- [Try it]
Give back the whole listing exactly as written, leaving out each picture.

════════════════

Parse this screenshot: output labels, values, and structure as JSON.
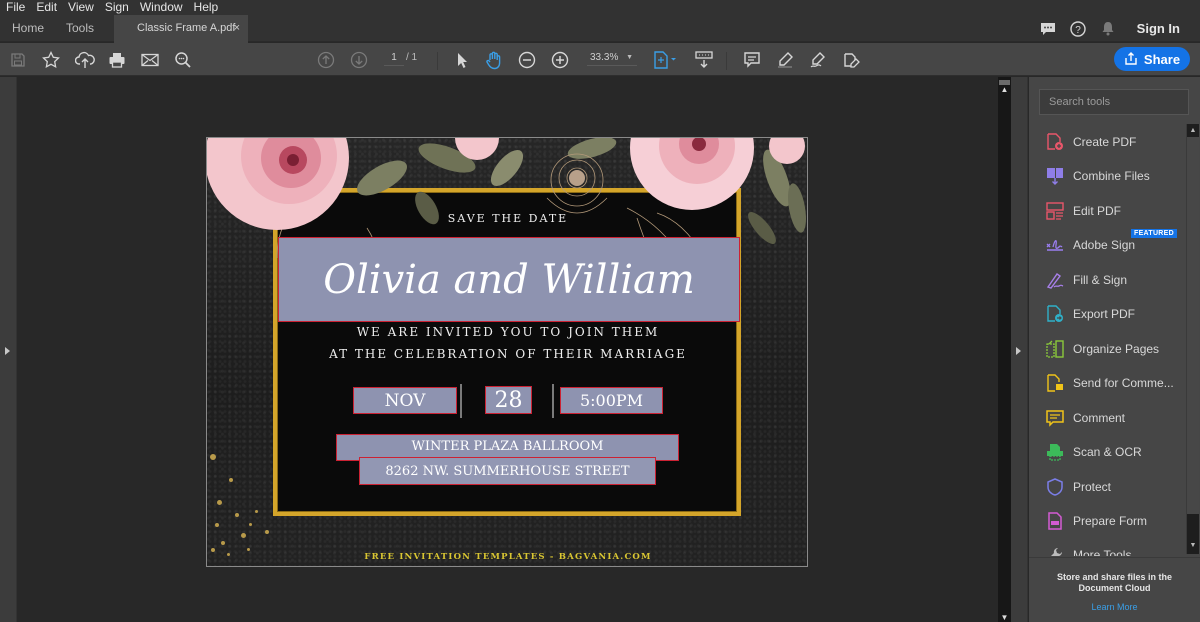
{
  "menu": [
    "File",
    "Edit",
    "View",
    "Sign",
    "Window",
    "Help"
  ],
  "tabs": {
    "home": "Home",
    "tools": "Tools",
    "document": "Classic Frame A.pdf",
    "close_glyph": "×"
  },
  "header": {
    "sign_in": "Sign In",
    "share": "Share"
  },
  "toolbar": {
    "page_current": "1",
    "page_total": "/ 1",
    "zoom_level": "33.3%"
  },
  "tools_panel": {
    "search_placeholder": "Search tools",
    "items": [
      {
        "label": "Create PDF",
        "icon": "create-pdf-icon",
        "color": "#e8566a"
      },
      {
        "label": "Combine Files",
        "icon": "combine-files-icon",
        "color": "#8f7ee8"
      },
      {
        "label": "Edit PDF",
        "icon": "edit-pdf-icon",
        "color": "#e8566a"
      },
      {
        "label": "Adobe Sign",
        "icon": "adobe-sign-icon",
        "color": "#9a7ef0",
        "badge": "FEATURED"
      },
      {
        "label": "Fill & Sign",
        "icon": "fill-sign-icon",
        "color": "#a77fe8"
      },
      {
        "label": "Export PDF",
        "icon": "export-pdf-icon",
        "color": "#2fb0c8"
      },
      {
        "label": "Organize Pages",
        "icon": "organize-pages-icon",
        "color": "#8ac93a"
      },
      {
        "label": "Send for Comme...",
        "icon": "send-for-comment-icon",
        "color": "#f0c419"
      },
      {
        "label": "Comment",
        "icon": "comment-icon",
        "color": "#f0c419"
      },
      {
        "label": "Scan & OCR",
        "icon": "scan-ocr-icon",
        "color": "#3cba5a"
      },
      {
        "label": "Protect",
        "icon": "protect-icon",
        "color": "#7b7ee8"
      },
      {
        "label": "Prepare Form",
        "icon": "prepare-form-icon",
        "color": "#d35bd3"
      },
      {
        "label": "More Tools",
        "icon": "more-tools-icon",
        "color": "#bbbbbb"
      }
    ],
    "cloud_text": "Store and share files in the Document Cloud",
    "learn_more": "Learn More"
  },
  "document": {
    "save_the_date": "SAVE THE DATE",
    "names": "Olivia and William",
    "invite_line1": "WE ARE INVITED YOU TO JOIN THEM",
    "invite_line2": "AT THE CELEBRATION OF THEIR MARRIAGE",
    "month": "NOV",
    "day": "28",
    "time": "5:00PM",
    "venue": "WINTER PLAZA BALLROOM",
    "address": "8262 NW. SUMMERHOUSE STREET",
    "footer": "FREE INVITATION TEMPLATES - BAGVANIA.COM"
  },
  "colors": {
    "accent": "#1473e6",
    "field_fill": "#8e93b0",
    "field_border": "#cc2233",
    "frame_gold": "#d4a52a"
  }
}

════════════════

- [Task response]
Parse this screenshot: output labels, values, and structure as JSON.
{
  "menu": [
    "File",
    "Edit",
    "View",
    "Sign",
    "Window",
    "Help"
  ],
  "tabs": {
    "home": "Home",
    "tools": "Tools",
    "document": "Classic Frame A.pdf",
    "close_glyph": "×"
  },
  "header": {
    "sign_in": "Sign In",
    "share": "Share"
  },
  "toolbar": {
    "page_current": "1",
    "page_total": "/ 1",
    "zoom_level": "33.3%"
  },
  "tools_panel": {
    "search_placeholder": "Search tools",
    "items": [
      {
        "label": "Create PDF",
        "icon": "create-pdf-icon",
        "color": "#e8566a"
      },
      {
        "label": "Combine Files",
        "icon": "combine-files-icon",
        "color": "#8f7ee8"
      },
      {
        "label": "Edit PDF",
        "icon": "edit-pdf-icon",
        "color": "#e8566a"
      },
      {
        "label": "Adobe Sign",
        "icon": "adobe-sign-icon",
        "color": "#9a7ef0",
        "badge": "FEATURED"
      },
      {
        "label": "Fill & Sign",
        "icon": "fill-sign-icon",
        "color": "#a77fe8"
      },
      {
        "label": "Export PDF",
        "icon": "export-pdf-icon",
        "color": "#2fb0c8"
      },
      {
        "label": "Organize Pages",
        "icon": "organize-pages-icon",
        "color": "#8ac93a"
      },
      {
        "label": "Send for Comme...",
        "icon": "send-for-comment-icon",
        "color": "#f0c419"
      },
      {
        "label": "Comment",
        "icon": "comment-icon",
        "color": "#f0c419"
      },
      {
        "label": "Scan & OCR",
        "icon": "scan-ocr-icon",
        "color": "#3cba5a"
      },
      {
        "label": "Protect",
        "icon": "protect-icon",
        "color": "#7b7ee8"
      },
      {
        "label": "Prepare Form",
        "icon": "prepare-form-icon",
        "color": "#d35bd3"
      },
      {
        "label": "More Tools",
        "icon": "more-tools-icon",
        "color": "#bbbbbb"
      }
    ],
    "cloud_text": "Store and share files in the Document Cloud",
    "learn_more": "Learn More"
  },
  "document": {
    "save_the_date": "SAVE THE DATE",
    "names": "Olivia and William",
    "invite_line1": "WE ARE INVITED YOU TO JOIN THEM",
    "invite_line2": "AT THE CELEBRATION OF THEIR MARRIAGE",
    "month": "NOV",
    "day": "28",
    "time": "5:00PM",
    "venue": "WINTER PLAZA BALLROOM",
    "address": "8262 NW. SUMMERHOUSE STREET",
    "footer": "FREE INVITATION TEMPLATES - BAGVANIA.COM"
  },
  "colors": {
    "accent": "#1473e6",
    "field_fill": "#8e93b0",
    "field_border": "#cc2233",
    "frame_gold": "#d4a52a"
  }
}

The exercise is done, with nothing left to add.